Thus, the vagaries of monsoon are expected to delay arrivals of Kharif onion in the market by 2-3 weeks to the end of October or beginning of November, therefore, prices are likely to be elevated until then, it said.

The government has taken several measures to curb the rise in onion prices, including a buffer stock of 2 lakh tonnes that has been set for onion for fiscal 2022.

Almost 90 per cent of the planned buffer stock for onion has been procured, with the highest contribution coming from Maharashtra (0.15 million tonnes).

Additionally, the government has also advised an increase in Kharif onion acreage in the traditionally non-onion-growing states of Rajasthan, Haryana, Madhya Pradesh, Gujarat and Uttar Pradesh to 51,000 hectares from 41,081 hectares, the agency said.

The report further added that onion acreage is expected to increase by 1 per cent year-on-year in marketing year (MY) 2021 (Kharif marketing year 2021 includes Kharif crops sown from April to August 2021 and harvested and sold in July to December 2021).
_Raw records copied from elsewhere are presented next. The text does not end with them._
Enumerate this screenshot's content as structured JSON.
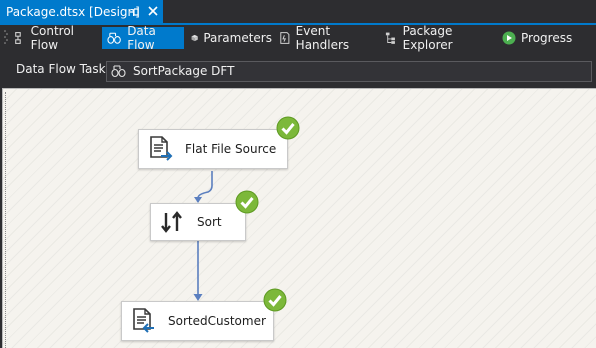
{
  "document_tab": {
    "title": "Package.dtsx [Design]"
  },
  "toolbar": {
    "items": [
      {
        "label": "Control Flow"
      },
      {
        "label": "Data Flow"
      },
      {
        "label": "Parameters"
      },
      {
        "label": "Event Handlers"
      },
      {
        "label": "Package Explorer"
      },
      {
        "label": "Progress"
      }
    ]
  },
  "task_row": {
    "label": "Data Flow Task:",
    "value": "SortPackage DFT"
  },
  "components": [
    {
      "name": "Flat File Source"
    },
    {
      "name": "Sort"
    },
    {
      "name": "SortedCustomer"
    }
  ],
  "colors": {
    "accent": "#007acc",
    "success": "#7cb83a",
    "path": "#5b7fbf"
  }
}
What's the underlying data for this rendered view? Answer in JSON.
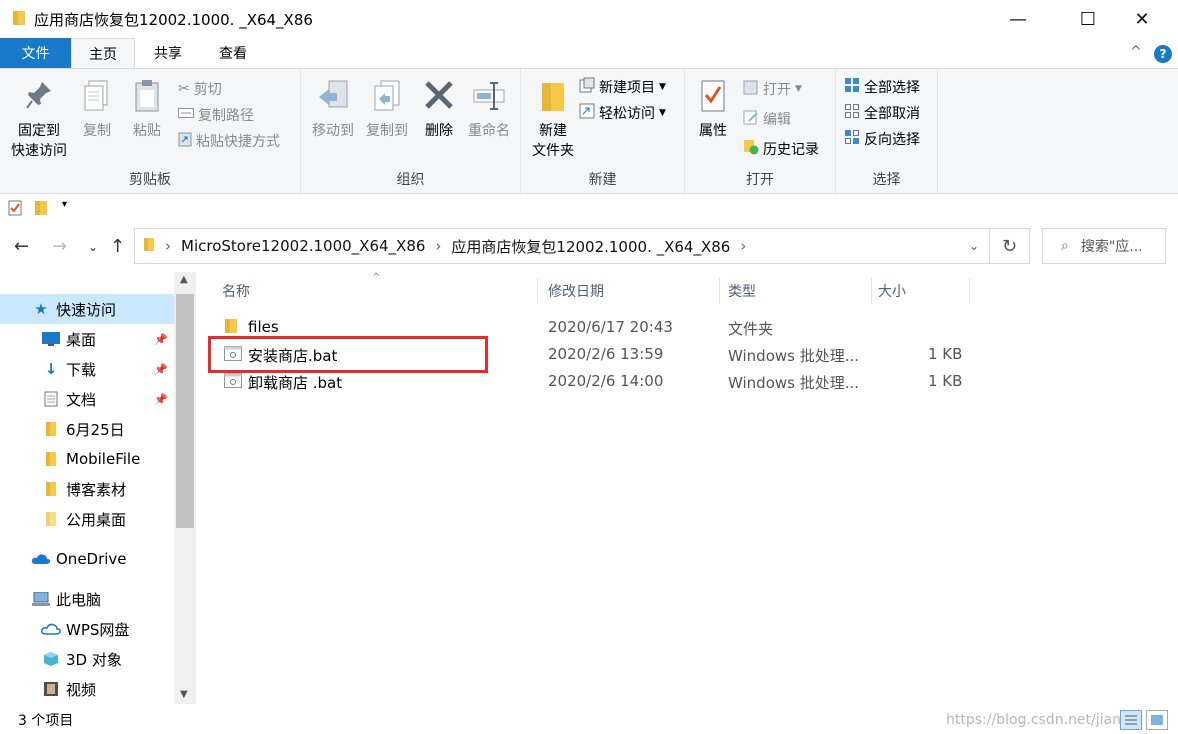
{
  "window": {
    "title": "应用商店恢复包12002.1000. _X64_X86",
    "controls": {
      "minimize": "—",
      "maximize": "☐",
      "close": "✕"
    }
  },
  "ribbon_tabs": {
    "file": "文件",
    "home": "主页",
    "share": "共享",
    "view": "查看",
    "collapse": "^",
    "help": "?"
  },
  "ribbon": {
    "clipboard": {
      "label": "剪贴板",
      "pin": [
        "固定到",
        "快速访问"
      ],
      "copy": "复制",
      "paste": "粘贴",
      "cut": "剪切",
      "copy_path": "复制路径",
      "paste_shortcut": "粘贴快捷方式"
    },
    "organize": {
      "label": "组织",
      "move_to": "移动到",
      "copy_to": "复制到",
      "delete": "删除",
      "rename": "重命名"
    },
    "new": {
      "label": "新建",
      "new_folder": [
        "新建",
        "文件夹"
      ],
      "new_item": "新建项目",
      "easy_access": "轻松访问"
    },
    "open": {
      "label": "打开",
      "properties": "属性",
      "open": "打开",
      "edit": "编辑",
      "history": "历史记录"
    },
    "select": {
      "label": "选择",
      "select_all": "全部选择",
      "select_none": "全部取消",
      "invert": "反向选择"
    }
  },
  "address": {
    "segments": [
      "MicroStore12002.1000_X64_X86",
      "应用商店恢复包12002.1000. _X64_X86"
    ],
    "search_placeholder": "搜索\"应..."
  },
  "nav": {
    "quick_access": "快速访问",
    "items": [
      {
        "label": "桌面",
        "pinned": true
      },
      {
        "label": "下载",
        "pinned": true
      },
      {
        "label": "文档",
        "pinned": true
      },
      {
        "label": "6月25日",
        "pinned": false
      },
      {
        "label": "MobileFile",
        "pinned": false
      },
      {
        "label": "博客素材",
        "pinned": false
      },
      {
        "label": "公用桌面",
        "pinned": false
      }
    ],
    "onedrive": "OneDrive",
    "this_pc": "此电脑",
    "pc_items": [
      "WPS网盘",
      "3D 对象",
      "视频"
    ]
  },
  "columns": {
    "name": "名称",
    "date": "修改日期",
    "type": "类型",
    "size": "大小"
  },
  "files": [
    {
      "name": "files",
      "date": "2020/6/17 20:43",
      "type": "文件夹",
      "size": "",
      "kind": "folder"
    },
    {
      "name": "安装商店.bat",
      "date": "2020/2/6 13:59",
      "type": "Windows 批处理...",
      "size": "1 KB",
      "kind": "bat"
    },
    {
      "name": "卸载商店 .bat",
      "date": "2020/2/6 14:00",
      "type": "Windows 批处理...",
      "size": "1 KB",
      "kind": "bat"
    }
  ],
  "status": {
    "count": "3 个项目",
    "watermark": "https://blog.csdn.net/jianli"
  },
  "colors": {
    "accent": "#1979ca",
    "highlight_box": "#e82b2b",
    "selected": "#cce8ff",
    "folder": "#f7c948"
  }
}
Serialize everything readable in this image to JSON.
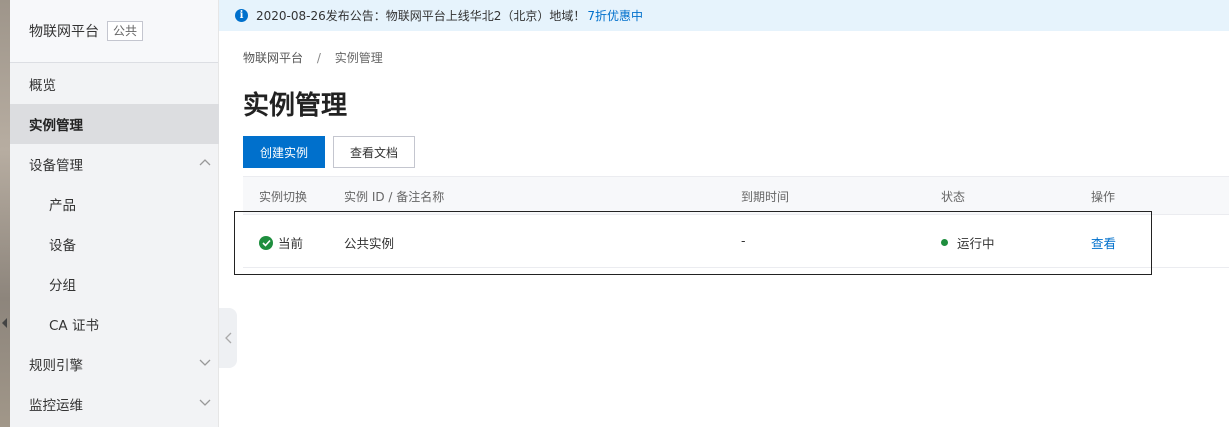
{
  "sidebar": {
    "title": "物联网平台",
    "badge": "公共",
    "items": [
      {
        "label": "概览"
      },
      {
        "label": "实例管理"
      },
      {
        "label": "设备管理"
      },
      {
        "label": "产品"
      },
      {
        "label": "设备"
      },
      {
        "label": "分组"
      },
      {
        "label": "CA 证书"
      },
      {
        "label": "规则引擎"
      },
      {
        "label": "监控运维"
      }
    ]
  },
  "notice": {
    "text": "2020-08-26发布公告：物联网平台上线华北2（北京）地域！",
    "link": "7折优惠中"
  },
  "breadcrumb": {
    "root": "物联网平台",
    "separator": "/",
    "current": "实例管理"
  },
  "page_title": "实例管理",
  "buttons": {
    "create": "创建实例",
    "docs": "查看文档"
  },
  "table": {
    "headers": [
      "实例切换",
      "实例 ID / 备注名称",
      "到期时间",
      "状态",
      "操作"
    ],
    "rows": [
      {
        "switch": "当前",
        "name": "公共实例",
        "expire": "-",
        "status": "运行中",
        "action": "查看"
      }
    ]
  },
  "colors": {
    "accent": "#0070cc",
    "success": "#1e8e3e",
    "notice_bg": "#e6f3fc"
  }
}
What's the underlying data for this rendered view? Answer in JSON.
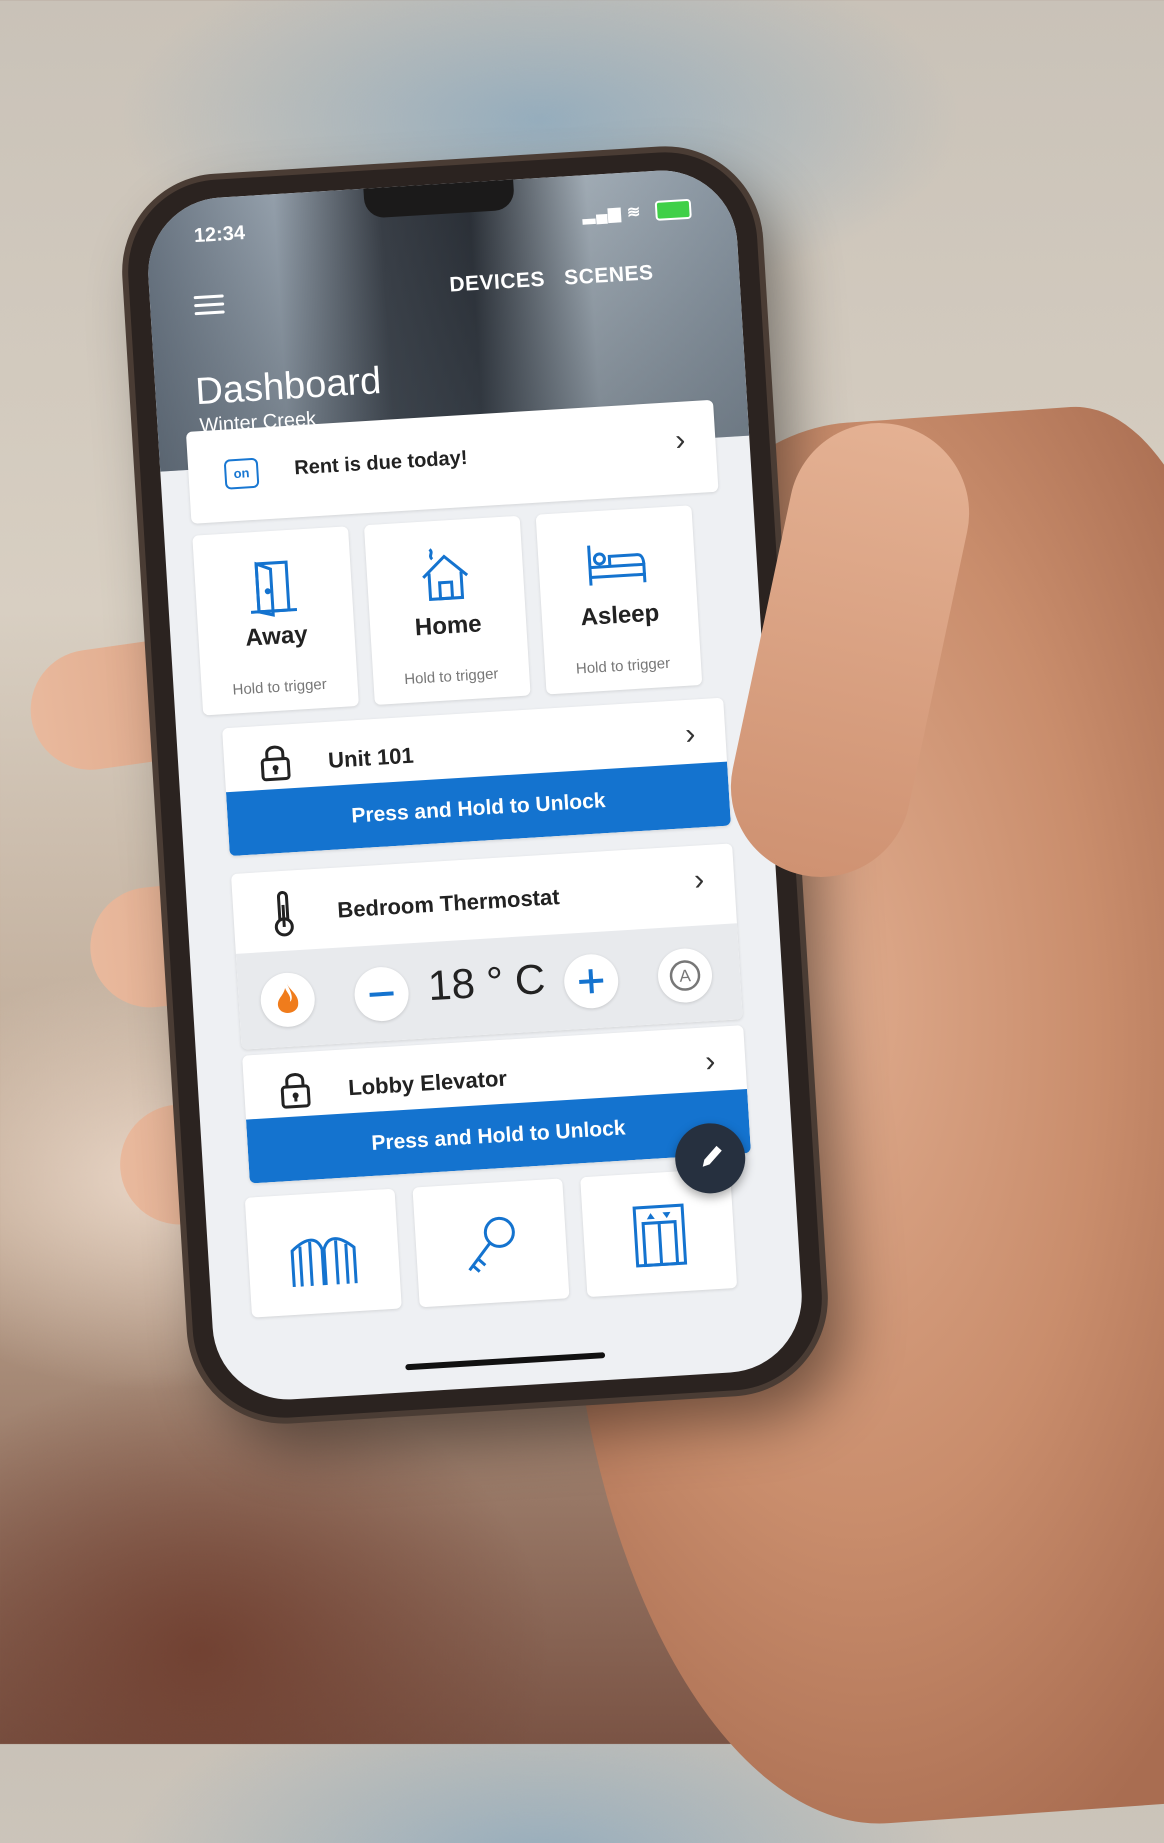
{
  "status": {
    "time": "12:34"
  },
  "nav": {
    "devices": "DEVICES",
    "scenes": "SCENES"
  },
  "header": {
    "title": "Dashboard",
    "subtitle": "Winter Creek"
  },
  "notice": {
    "text": "Rent is due today!",
    "icon": "calendar-icon"
  },
  "scenes": [
    {
      "name": "Away",
      "hint": "Hold to trigger",
      "icon": "door-open-icon"
    },
    {
      "name": "Home",
      "hint": "Hold to trigger",
      "icon": "house-icon"
    },
    {
      "name": "Asleep",
      "hint": "Hold to trigger",
      "icon": "bed-icon"
    }
  ],
  "locks": [
    {
      "name": "Unit 101",
      "button": "Press and Hold to Unlock"
    },
    {
      "name": "Lobby Elevator",
      "button": "Press and Hold to Unlock"
    }
  ],
  "thermostat": {
    "name": "Bedroom Thermostat",
    "temperature": "18 ° C",
    "mode_icon": "flame-icon"
  },
  "colors": {
    "accent": "#1473cf",
    "fab": "#26303f",
    "flame": "#f07c1c"
  }
}
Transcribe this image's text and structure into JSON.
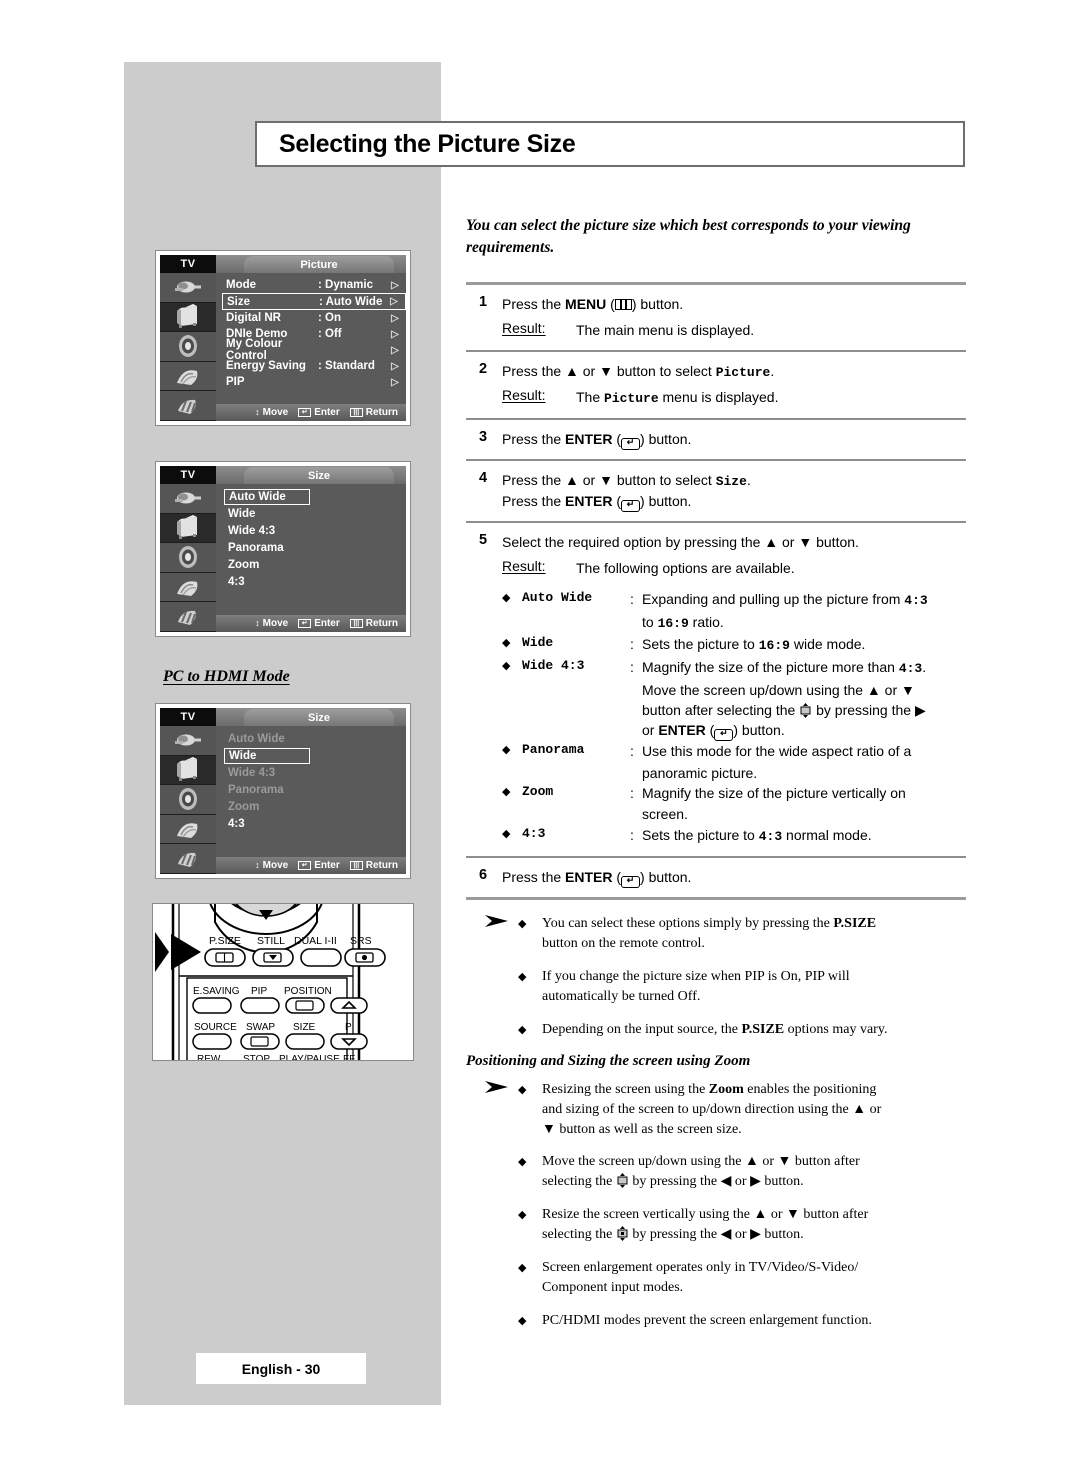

(Only the headline and picture of this report may have been reworked by the Business Standard staff; the rest of the content is auto-generated from a syndicated feed.)

Dear Reader,

Business Standard has always strived hard to provide up-to-date information and commentary on developments that are of interest to you and have wider political and economic implications for the country and the world. Your encouragement and constant feedback on how to improve our offering have only made our resolve and commitment to these ideals stronger. Even during these difficult times arising out of Covid-19, we continue to remain committed to keeping you informed and updated with credible news, authoritative views and incisive commentary on topical issues of relevance.
We, however, have a request.

As we battle the economic impact of the pandemic, we need your support even more, so that we can continue to offer you more quality content. Our subscription model has seen an encouraging response from many of you, who have subscribed to our online content. More subscription to our online content can only help us achieve the goals of offering you even better and more relevant content. We believe in free, fair and credible journalism. Your support through more subscriptions can help us practise the journalism to which we are committed.

Support quality journalism and subscribe to Business Standard.

Digital Editor

First Published: Thu, September 09 2021. 22:37 IST